Instead, we should seize the opportunity to redesign the writing process around the human strengths of ideation and revision. We can replace blank pages and blinking cursors with a canvas for creating and rearranging webs of concepts, themes, and thought bubbles, and then let GPT take it from there. We can build tools for increasing or decreasing the sentiment of a sentence or modifying the prosaic style of a paragraph with the same ease with which we change fonts today.
A recent project out of Stanford has produced an exciting GPT-3-backed tool called CoAuthor that represents a first step toward some of the augmentation possibilities we’ve discussed. CoAuthor allows writers to request suggestions from GPT-3, displaying the small snippets of text in a similar way to how autocomplete suggestions are shown on smartphone keyboards. Here is an example of an interactive writing session with CoAuthor:
Interactive experimentation for complex science

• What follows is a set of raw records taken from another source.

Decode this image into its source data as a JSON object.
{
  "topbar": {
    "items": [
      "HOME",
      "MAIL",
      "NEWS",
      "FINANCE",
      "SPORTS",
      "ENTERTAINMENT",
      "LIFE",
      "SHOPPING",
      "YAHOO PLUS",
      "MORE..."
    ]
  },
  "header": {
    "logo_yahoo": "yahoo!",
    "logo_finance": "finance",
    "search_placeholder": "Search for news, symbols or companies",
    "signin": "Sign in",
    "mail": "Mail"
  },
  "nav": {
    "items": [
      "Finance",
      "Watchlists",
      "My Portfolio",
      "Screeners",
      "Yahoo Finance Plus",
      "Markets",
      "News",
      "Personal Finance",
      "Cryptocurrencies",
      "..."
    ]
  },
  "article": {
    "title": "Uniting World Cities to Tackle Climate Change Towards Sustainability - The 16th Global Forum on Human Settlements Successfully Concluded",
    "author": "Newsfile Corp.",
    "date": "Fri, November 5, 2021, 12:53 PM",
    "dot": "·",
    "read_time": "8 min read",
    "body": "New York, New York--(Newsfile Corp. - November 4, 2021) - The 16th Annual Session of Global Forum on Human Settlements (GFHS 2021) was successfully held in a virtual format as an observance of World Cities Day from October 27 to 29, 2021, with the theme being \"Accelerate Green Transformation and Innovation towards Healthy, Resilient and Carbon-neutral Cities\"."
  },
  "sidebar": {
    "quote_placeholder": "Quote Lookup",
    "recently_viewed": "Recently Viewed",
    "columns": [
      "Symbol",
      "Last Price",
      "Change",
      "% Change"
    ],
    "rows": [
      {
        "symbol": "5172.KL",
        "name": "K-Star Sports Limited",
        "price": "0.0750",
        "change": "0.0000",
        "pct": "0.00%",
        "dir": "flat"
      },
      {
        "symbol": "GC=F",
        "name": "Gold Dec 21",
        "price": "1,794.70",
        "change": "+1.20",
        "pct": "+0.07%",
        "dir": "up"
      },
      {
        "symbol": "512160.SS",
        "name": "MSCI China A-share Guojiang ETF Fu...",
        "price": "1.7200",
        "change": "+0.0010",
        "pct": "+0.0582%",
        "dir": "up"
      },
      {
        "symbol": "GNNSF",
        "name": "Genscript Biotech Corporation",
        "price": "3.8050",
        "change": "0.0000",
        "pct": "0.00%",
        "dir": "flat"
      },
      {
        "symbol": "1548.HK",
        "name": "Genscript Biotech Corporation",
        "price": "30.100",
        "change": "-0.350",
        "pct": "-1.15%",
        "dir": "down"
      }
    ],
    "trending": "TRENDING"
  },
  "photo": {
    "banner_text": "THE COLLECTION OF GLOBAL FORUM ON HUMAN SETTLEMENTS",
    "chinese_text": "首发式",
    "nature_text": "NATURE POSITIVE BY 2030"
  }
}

You could envision similar modifications for AlphaFold. Although AlphaFold is capable of generating 3D protein structures with unprecedented accuracy, it solves only half of the large, hairy problem that is understanding protein behavior. By understanding a protein’s structure, we have a clue to its function. But protein behavior is a function of both structure and context. Proteins fold into their structures under specific conditions, such as when they bind with other proteins/substrates, react to chemicals, or interact with surrounding molecules.
AlphaFold currently ignores these conditions. Moreover, understanding information that is immediately actionable like, say, how a new drug is likely to interact with a particular protein (and at what binding sites) requires finer-grain mapping than AlphaFold can currently provide. (Future iterations of AlphaFold will target protein-protein complexes, which will help somewhat with this problem.)
It will be crucial to be able to fill in this context in a streamlined way that is accessible to both protein experts and those without PhDs in biology. Unity is a great case study here. By providing fundamental infrastructure for rendering 3D graphics and simulating physical phenomena like gravity (and iterating on these ideas), Unity has played a pivotal role in accelerating progress for industries like gaming, self-driving vehicles, filmmaking, architecture/construction, and more.
Creating plug-and-play, Unity-style scene building with an encoding of what we know about protein-protein and protein-drug interactions under the hood might just allow us to generate large-scale simulations of how our target proteins might interact with, say, a mountain of plastic bottles or carbon-filled air currents over the Pacific Ocean. Such a tool would speed up basic tests of validity for protein use cases, filling in missing context and, crucially, lower the bar for less technical users to iterate on new ideas.
In this part, we’ve taken a first look at how we can reimagine existing workflows through the lens of recent advances in AI and deep learning. But there is a common thread in each of these use cases — they all take the model as is. In Part 2, we’ll explore a new set of tools and processes for interacting with these models, that make the models themselves more effective.